Actors and Their Histories

I'm part of the aging cohort of subscribers to the Huntington Theater, one of our local theater companies.  Huntington productions are often worthy, and occasionally appalling--but not in a good way (newer playwrights sometimes give the impression of never having actually seen a play--but I'll have to deal with those experiences at a later time).  Last night was Emlyn Williams's The Corn is Green, a self-congratulatory autobiographical play of literary education that managed to be both earnest and creepy.  It dates from the 1930s, when there were a lot of stages to fill, and a lot of plays written to fill them, and a lot of people who took them seriously.

It starred Kate Burton (Richard Burton's daughter), and her son.  Richard Burton was Welsh, the play is set in Wales, so Kate and her son spoke of their Welsh heritage, their visits to Wales, etc.

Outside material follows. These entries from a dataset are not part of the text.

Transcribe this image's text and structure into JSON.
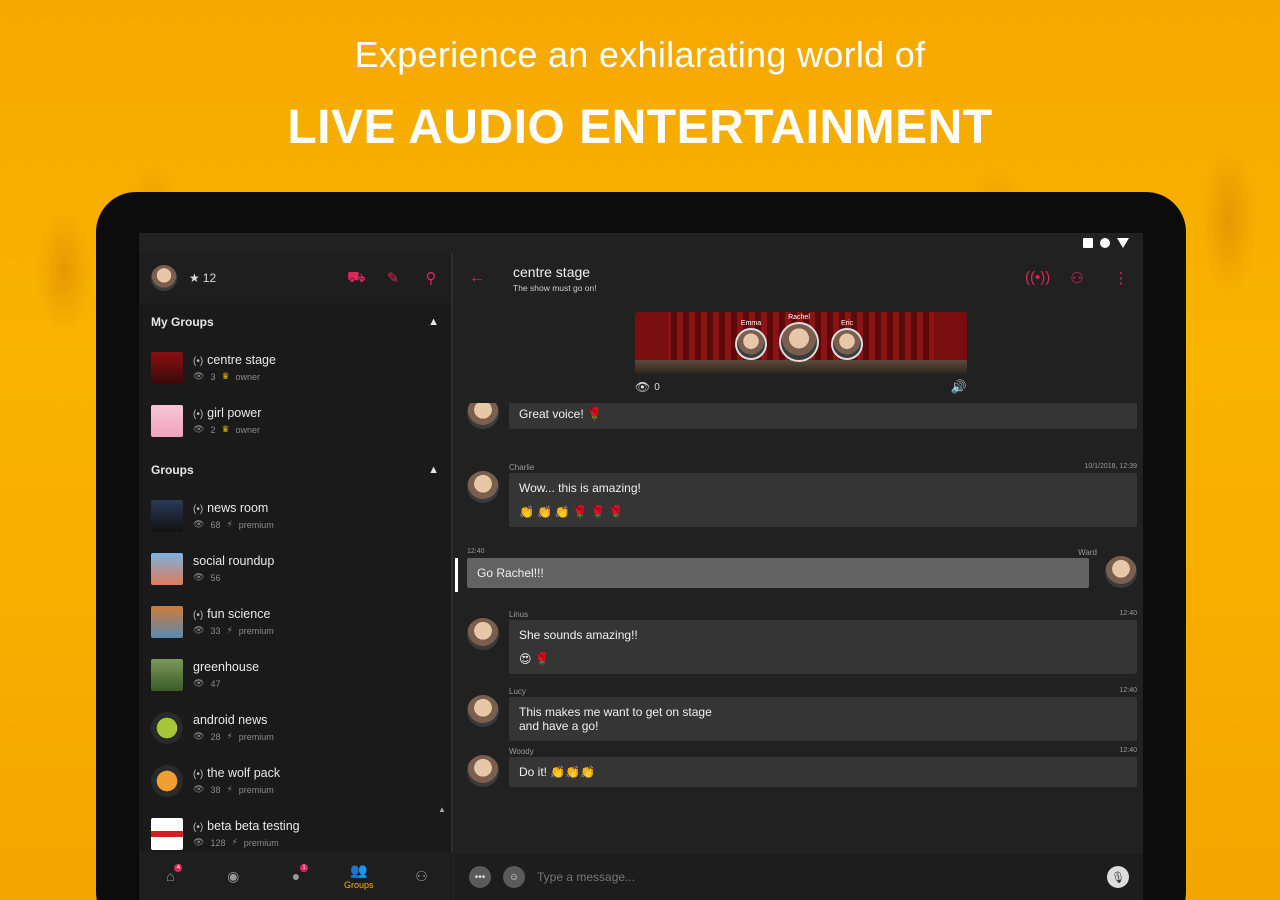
{
  "promo": {
    "line1": "Experience an exhilarating world of",
    "line2": "LIVE AUDIO ENTERTAINMENT"
  },
  "colors": {
    "accent": "#e0245e",
    "gold": "#f5b400",
    "background": "#212121"
  },
  "profile": {
    "stars": "12"
  },
  "my_groups": {
    "title": "My Groups",
    "items": [
      {
        "name": "centre stage",
        "members": "3",
        "role": "owner"
      },
      {
        "name": "girl power",
        "members": "2",
        "role": "owner"
      }
    ]
  },
  "groups": {
    "title": "Groups",
    "items": [
      {
        "name": "news room",
        "members": "68",
        "tag": "premium"
      },
      {
        "name": "social roundup",
        "members": "56",
        "tag": ""
      },
      {
        "name": "fun science",
        "members": "33",
        "tag": "premium"
      },
      {
        "name": "greenhouse",
        "members": "47",
        "tag": ""
      },
      {
        "name": "android news",
        "members": "28",
        "tag": "premium"
      },
      {
        "name": "the wolf pack",
        "members": "38",
        "tag": "premium"
      },
      {
        "name": "beta beta testing",
        "members": "128",
        "tag": "premium"
      }
    ]
  },
  "bottom_nav": {
    "active_label": "Groups",
    "home_badge": "4",
    "chats_badge": "1"
  },
  "chat": {
    "title": "centre stage",
    "subtitle": "The show must go on!",
    "stage_members": [
      "Emma",
      "Rachel",
      "Eric"
    ],
    "listeners": "0",
    "messages": [
      {
        "sender": "",
        "time": "",
        "text": "Great voice! 🌹",
        "emojis": ""
      },
      {
        "sender": "Charlie",
        "time": "10/1/2018, 12:39",
        "text": "Wow... this is amazing!",
        "emojis": "👏👏👏🌹🌹🌹"
      },
      {
        "sender": "Ward",
        "time": "12:40",
        "text": "Go Rachel!!!",
        "emojis": ""
      },
      {
        "sender": "Linus",
        "time": "12:40",
        "text": "She sounds amazing!!",
        "emojis": "😍🌹"
      },
      {
        "sender": "Lucy",
        "time": "12:40",
        "text": "This makes me want to get on stage and have a go!",
        "emojis": ""
      },
      {
        "sender": "Woody",
        "time": "12:40",
        "text": "Do it! 👏👏👏",
        "emojis": ""
      }
    ],
    "composer_placeholder": "Type a message..."
  }
}
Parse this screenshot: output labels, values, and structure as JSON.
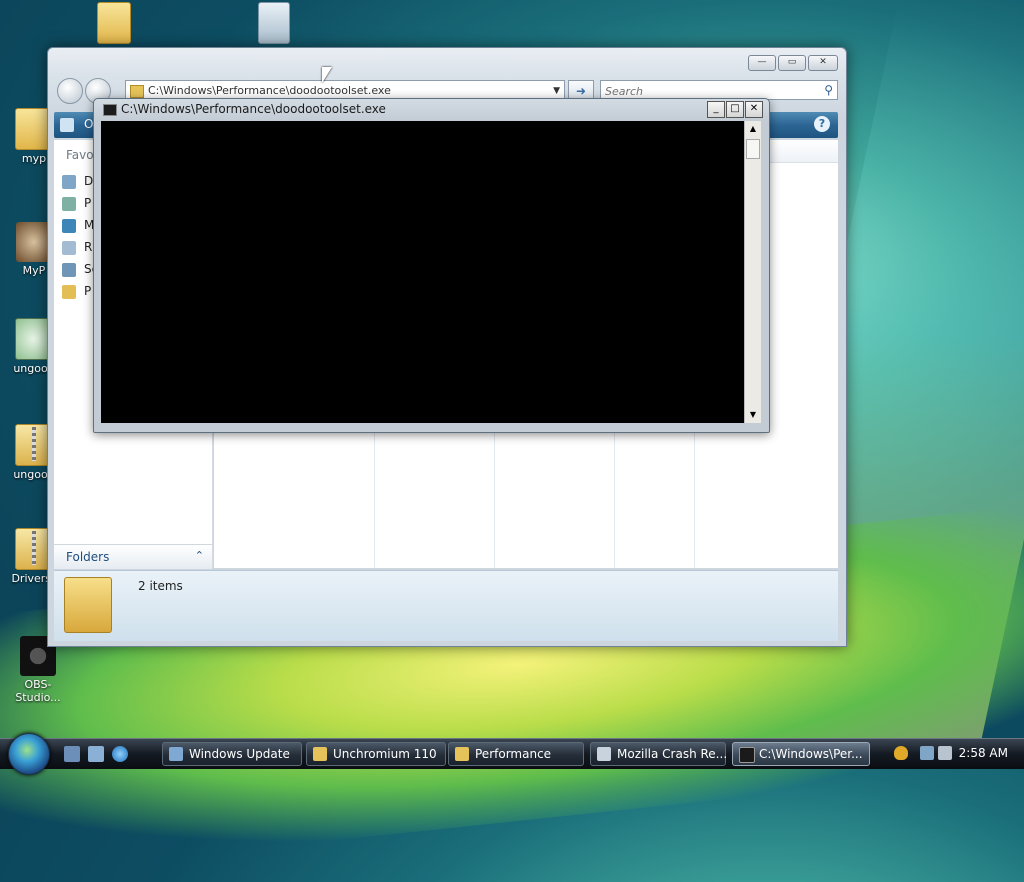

Last time I saw Kate Burton on the Huntington stage, she was in an excellent production of Hedda Gabler.  I don't recall her mentioning her Norwegian heritage then.

I would love to see an actor in one of these things not mention the heritage, the teacher, the experience in youth, or the neighbor that connects them to the play, but admit that they are actors, and that their personal background is completely irrelevant to their performance.  It is their skill and talent that makes them successful, and it is the author's words that connect them, and us, to the play.

But then what would the busy graduate students who probably write these things do with their time?  And what would I be doing while waiting for scene changes?